Professor Mick Temple sends a despatch from his Potteries homeland, where the BNP have made serious electoral inroads, and have promised to use the high profile manslaughter of one of their members as a rallying cry. All this and a highly critical report of their local council too.
The British media have turned their gaze towards Stoke-on-Trent this week. And their spotlight, superficial or not, has apparently revealed that there is something rotten in the state of the Potteries.
The recent electoral success of the BNP led to a major article in the Guardian, calling Stoke the city that ‘embraced’ the BNP.
A manslaughter trial with racist overtones – BNP leader Nick Griffin attended the funeral and the victim’s coffin was carried by BNP members – offered further evidence of serious racial problems in the city.
And the Local Government Commission’s highly critical report on Stoke’s politics was a serious indictment of the way the council has been run and on the behaviour of the mainstream political parties. Their failure to work together and their failure to engage the public were posited as contributing factors to the rise of extremist politics and the BNP’s success in winning nine council seats.

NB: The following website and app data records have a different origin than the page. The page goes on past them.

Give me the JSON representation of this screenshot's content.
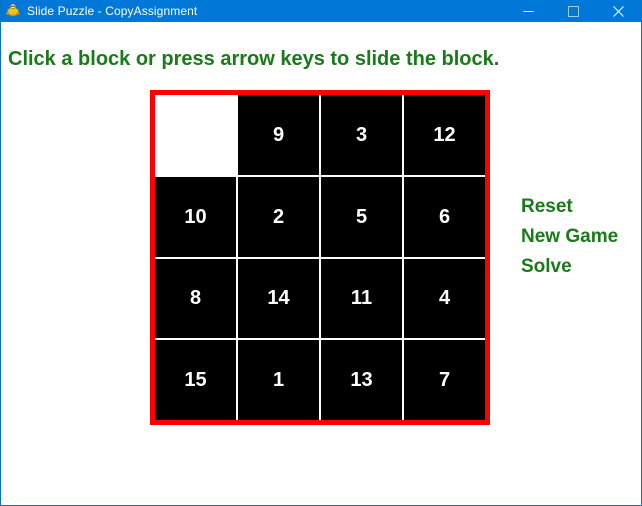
{
  "window": {
    "title": "Slide Puzzle - CopyAssignment",
    "icon": "python-turtle-icon",
    "controls": [
      {
        "name": "minimize-button",
        "icon": "minimize-icon",
        "label": "—"
      },
      {
        "name": "maximize-button",
        "icon": "maximize-icon",
        "label": "□"
      },
      {
        "name": "close-button",
        "icon": "close-icon",
        "label": "✕"
      }
    ]
  },
  "header": {
    "instruction": "Click a block or press arrow keys to slide the block."
  },
  "board": {
    "rows": 4,
    "cols": 4,
    "border_color": "#ff0000",
    "tile_color": "#000000",
    "tile_text_color": "#ffffff",
    "blank_color": "#ffffff",
    "tiles": [
      {
        "label": "",
        "blank": true
      },
      {
        "label": "9",
        "blank": false
      },
      {
        "label": "3",
        "blank": false
      },
      {
        "label": "12",
        "blank": false
      },
      {
        "label": "10",
        "blank": false
      },
      {
        "label": "2",
        "blank": false
      },
      {
        "label": "5",
        "blank": false
      },
      {
        "label": "6",
        "blank": false
      },
      {
        "label": "8",
        "blank": false
      },
      {
        "label": "14",
        "blank": false
      },
      {
        "label": "11",
        "blank": false
      },
      {
        "label": "4",
        "blank": false
      },
      {
        "label": "15",
        "blank": false
      },
      {
        "label": "1",
        "blank": false
      },
      {
        "label": "13",
        "blank": false
      },
      {
        "label": "7",
        "blank": false
      }
    ]
  },
  "menu": {
    "color": "#1a7a1a",
    "items": [
      {
        "label": "Reset"
      },
      {
        "label": "New Game"
      },
      {
        "label": "Solve"
      }
    ]
  }
}
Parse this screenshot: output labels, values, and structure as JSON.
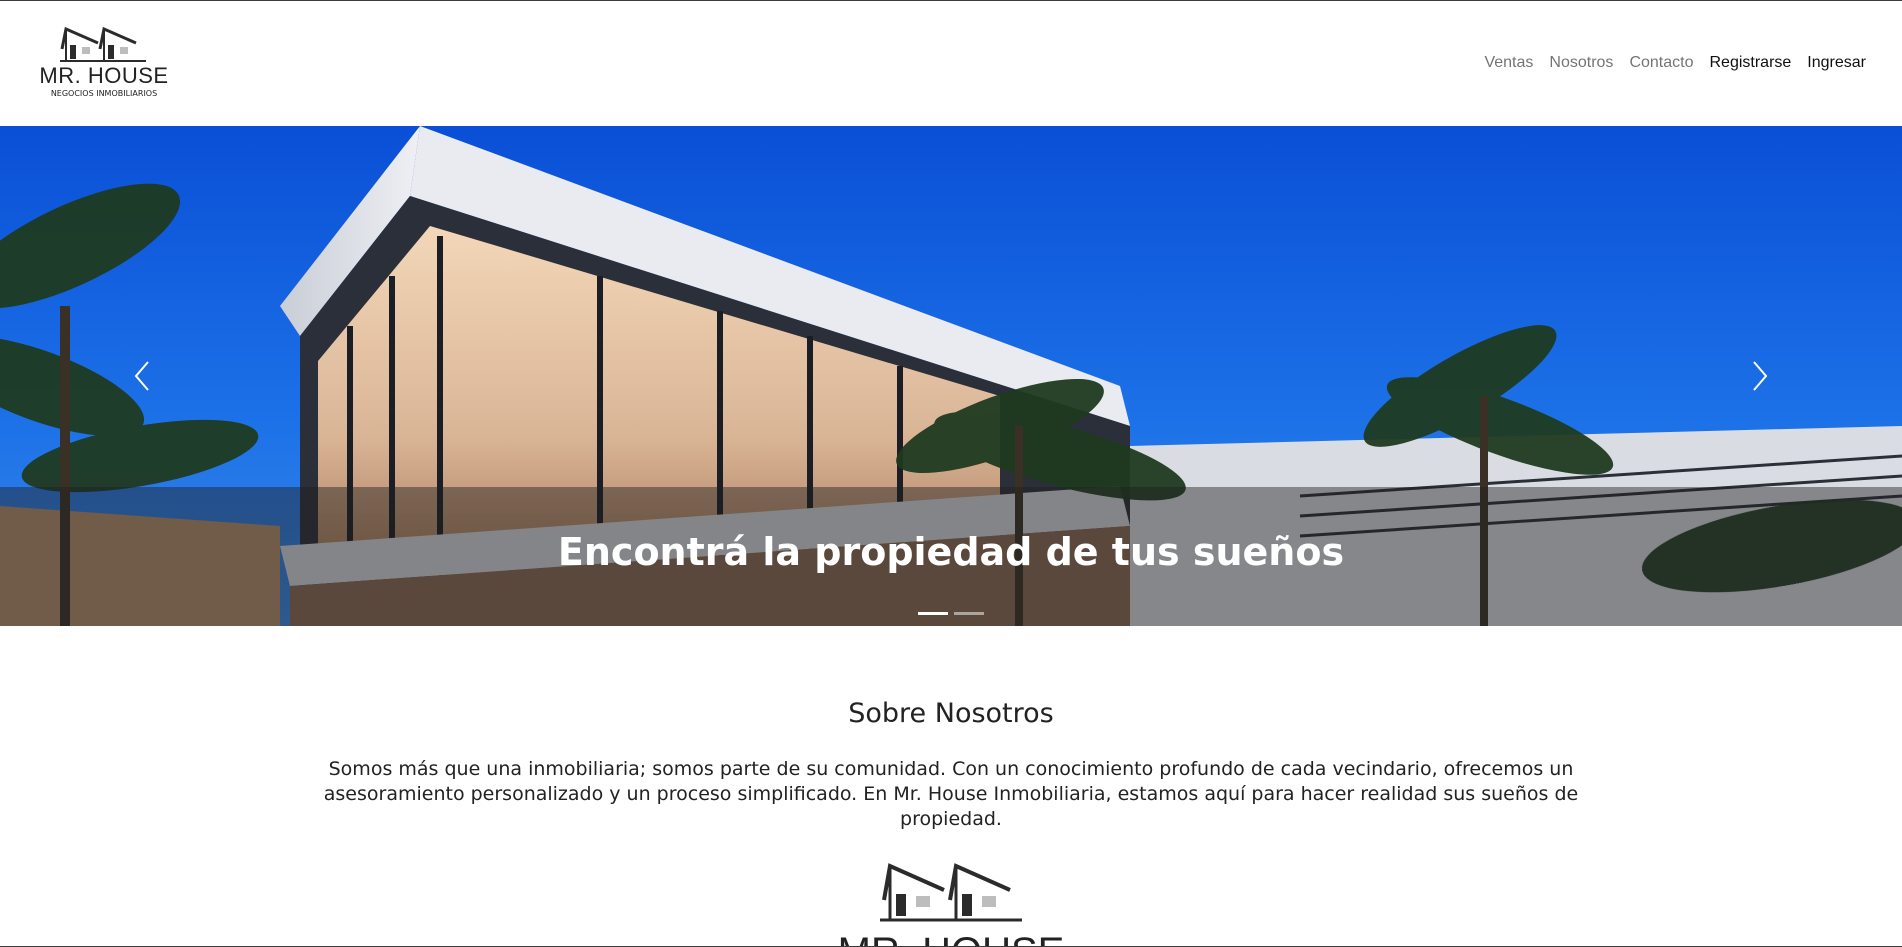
{
  "brand": {
    "name": "MR. HOUSE",
    "tagline": "NEGOCIOS INMOBILIARIOS"
  },
  "nav": {
    "items": [
      {
        "label": "Ventas"
      },
      {
        "label": "Nosotros"
      },
      {
        "label": "Contacto"
      },
      {
        "label": "Registrarse"
      },
      {
        "label": "Ingresar"
      }
    ]
  },
  "carousel": {
    "caption": "Encontrá la propiedad de tus sueños",
    "prev_icon": "chevron-left-icon",
    "next_icon": "chevron-right-icon",
    "slide_count": 2,
    "active_slide": 1
  },
  "about": {
    "title": "Sobre Nosotros",
    "text": "Somos más que una inmobiliaria; somos parte de su comunidad. Con un conocimiento profundo de cada vecindario, ofrecemos un asesoramiento personalizado y un proceso simplificado. En Mr. House Inmobiliaria, estamos aquí para hacer realidad sus sueños de propiedad.",
    "logo_name": "MR. HOUSE"
  },
  "colors": {
    "sky": "#0b56d8",
    "nav_text": "#737373",
    "nav_text_strong": "#111111",
    "text": "#222222"
  }
}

All this negativity is in danger of damping down the city’s euphoria since Stoke City won promotion to the Premiership – and the feel-good factor has been felt by everyone, even including those who support Burslem’s football team.
Much more importantly, it is contributing to the widely held view of Stoke as a rotten place to live, rife with sub-standard housing, low-paid jobs and racist attitudes.
Stoke-on-Trent does not deserve this reputation. I’ve lived in many places, abroad and in England. And I’ve never lived anywhere where I have felt more welcome, safe and ‘at home’.
The city has been badly run. It does have some social problems – especially low levels of educational achievement by comparison with similar cities. But – and despite the BNP’s success – the city is no more racist than any other. Our streets are not teeming with racial tensions.
The problems of poor housing, schooling and employment prospects mean that some sections of the population feel undervalued and disenfranchised. Traditional rulers Labour have failed to respond in any meaningful manner – the BNP’s pavement politics have been rewarded with electoral success in traditional white working-class areas, from a population which wants to protest against Labour and has nowhere else to go.
Elected mayor Mark Meredith’s initial response to the criticisms and recommendations of the Local Government Commission’s report – essentially, that was the past, we’ve improved so much now, this report does not describe the current situation - does not fill one with confidence that the shrinking Labour group will be able to re-establish themselves as the natural party of government in Stoke.
And the consequences of that failure for Stoke could be more BNP gains and even perhaps victory in a future mayoral election. That really would be a disaster for a city that deserves so much better.